It's really rather staggering how little we've learned, the only consolation being that Cameron has slight overall influence. The most obvious lesson from both Afghanistan and Iraq is that when you start talking about decades long conflicts, put foreign troops on the ground and talk of "conquest", as the French have been, you're inviting a self-fulfilling prophecy. Western intervention is the equivalent of a red rag to a bull to jihadists: the insurgency in Iraq could not have been sustained for so long if it hadn't been for foreign fighters and funding, the chief attraction being the opportunity to try to kill Western soldiers. With the draw down in Afghanistan fast approaching, Mali could well turn out to be the most attractive place for those suitably inclined to travel to.
As Jason Burke explains, al-Qaida in the Islamic Maghreb is a tiny section of the franchise, estimated to have only several hundred fighters. It has shown no inclination to attack the West, unlike al-Qaida in the Arabian Peninsula, even if the death of Anwar al-Awlaki has had an impact on that section. Similarly, despite having previously been involved with AQIM, Mohktar Belmohktar is more of a bandit than an out and out ideologue, and the chief aim of the attack was likely to have been monetary, as it has been in the past. Whether they bargained on the Algerians launching such a deadly assault or not, their managing to hold out for three days is bound to excite opinion on the jihadi forums.

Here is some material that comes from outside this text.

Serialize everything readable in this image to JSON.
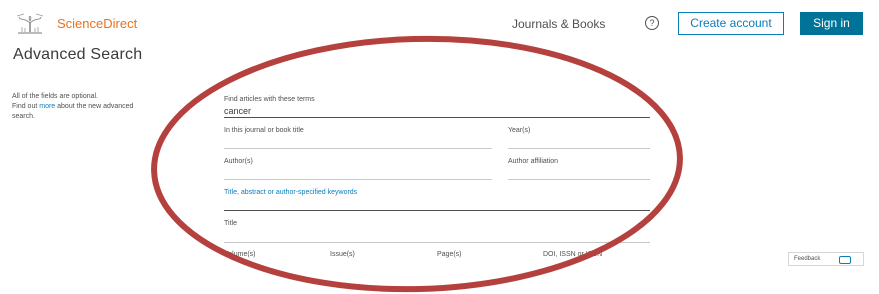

As for the Islamist groupings involved directly in Mali, it seems dubious as to whether they had or have any international ambitions, although we were right to be concerned of the potential for a safe haven to have been established for jihadis had they took full control of the country. This said, despite all the warnings about the Somalia and the initial success of al-Shabaab there, there's little to suggest that any Westerners who travelled there to train and fight have since returned with designs on attacks here (although the group did claim responsibility for an attack in Uganda). After years of exaggeration, we have reached a point where even the most hysterical of terror "experts" admit that threat has been significantly lowered.
Why Cameron then wants us to think that we've got to start over again only this time in north Africa is perplexing. He has no intention of doing anything in Mali beyond giving the French moral support and the odd supply plane, and yet he seems to be implying that the threat posed by these disparate groupings, almost all driven by nationalist rather than internationalist motives, are an "existential" threat. It may well damage British business in the region, which seems to be the only thing that Cameron and the Tories truly care about, as his frequent fluffing trips with arms companies suggest, but the attack on In Amenas will be difficult to replicate, such will be the increase in security at similar operations. It's certainly nothing that the oil and gas companies' balance sheets can't handle.
All of which leads one to suspect that Cameron's finally discovered his inner Tony Blair. Having started out ridiculing Blair's doctrine, he's come to the conclusion that things are so grim on the home front that he has to radiate leadership abroad instead. Never mind that Blair came to be loathed precisely for this reason and it increased Gordon Brown's control over policy on home affairs, by projecting an image as a strong figure on the world stage, especially when Brits are caught up in things they know little of, Cameron hopes to shrug off his otherwise falling ratings. After all, it can't be that he really believes what he's saying, can it?